» **About this task**
Your answer should consist of each line below that includes the word "chart".

===== Available data

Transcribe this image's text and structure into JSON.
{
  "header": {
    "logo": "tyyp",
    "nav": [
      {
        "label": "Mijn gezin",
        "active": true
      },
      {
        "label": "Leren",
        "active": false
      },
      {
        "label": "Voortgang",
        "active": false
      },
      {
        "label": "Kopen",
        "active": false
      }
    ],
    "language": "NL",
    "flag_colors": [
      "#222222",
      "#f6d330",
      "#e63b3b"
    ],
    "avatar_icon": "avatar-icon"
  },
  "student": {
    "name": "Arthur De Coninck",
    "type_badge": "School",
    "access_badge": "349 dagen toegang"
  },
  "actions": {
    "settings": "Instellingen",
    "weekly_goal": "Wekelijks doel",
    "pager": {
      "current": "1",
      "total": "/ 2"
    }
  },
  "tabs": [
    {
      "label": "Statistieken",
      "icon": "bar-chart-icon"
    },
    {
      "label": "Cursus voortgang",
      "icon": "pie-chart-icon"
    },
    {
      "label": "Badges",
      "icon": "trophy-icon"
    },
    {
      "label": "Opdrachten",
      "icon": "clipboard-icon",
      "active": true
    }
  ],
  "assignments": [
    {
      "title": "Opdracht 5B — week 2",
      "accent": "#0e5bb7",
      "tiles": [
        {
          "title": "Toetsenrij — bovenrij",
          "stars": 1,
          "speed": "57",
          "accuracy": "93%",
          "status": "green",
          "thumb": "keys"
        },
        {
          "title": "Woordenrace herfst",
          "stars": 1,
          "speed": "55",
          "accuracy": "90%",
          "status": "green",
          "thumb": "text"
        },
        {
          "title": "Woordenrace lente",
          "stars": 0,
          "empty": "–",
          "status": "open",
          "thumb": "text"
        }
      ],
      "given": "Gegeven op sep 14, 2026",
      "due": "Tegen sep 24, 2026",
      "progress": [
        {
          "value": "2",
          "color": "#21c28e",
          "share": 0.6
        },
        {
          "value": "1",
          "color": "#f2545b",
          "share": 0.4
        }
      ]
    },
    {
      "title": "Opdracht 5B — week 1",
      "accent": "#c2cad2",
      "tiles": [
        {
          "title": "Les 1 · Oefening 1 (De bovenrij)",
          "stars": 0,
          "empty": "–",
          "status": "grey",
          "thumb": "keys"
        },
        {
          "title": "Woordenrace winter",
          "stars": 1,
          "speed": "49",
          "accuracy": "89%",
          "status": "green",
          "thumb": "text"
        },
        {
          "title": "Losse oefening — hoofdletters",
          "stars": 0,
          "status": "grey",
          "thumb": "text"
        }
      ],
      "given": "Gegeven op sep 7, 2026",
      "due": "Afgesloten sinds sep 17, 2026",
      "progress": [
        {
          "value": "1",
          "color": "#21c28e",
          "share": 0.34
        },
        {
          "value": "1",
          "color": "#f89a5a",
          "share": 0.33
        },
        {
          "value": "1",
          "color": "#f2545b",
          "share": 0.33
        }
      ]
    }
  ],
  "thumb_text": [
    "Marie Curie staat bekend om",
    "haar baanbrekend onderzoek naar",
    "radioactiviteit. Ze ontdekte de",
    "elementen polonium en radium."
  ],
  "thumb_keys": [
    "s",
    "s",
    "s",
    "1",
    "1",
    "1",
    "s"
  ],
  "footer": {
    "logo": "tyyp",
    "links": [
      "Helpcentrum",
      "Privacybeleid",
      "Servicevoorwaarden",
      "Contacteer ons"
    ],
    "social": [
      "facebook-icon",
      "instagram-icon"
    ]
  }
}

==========

» **Exercise output**
      "icon": "bar-chart-icon"
      "icon": "pie-chart-icon"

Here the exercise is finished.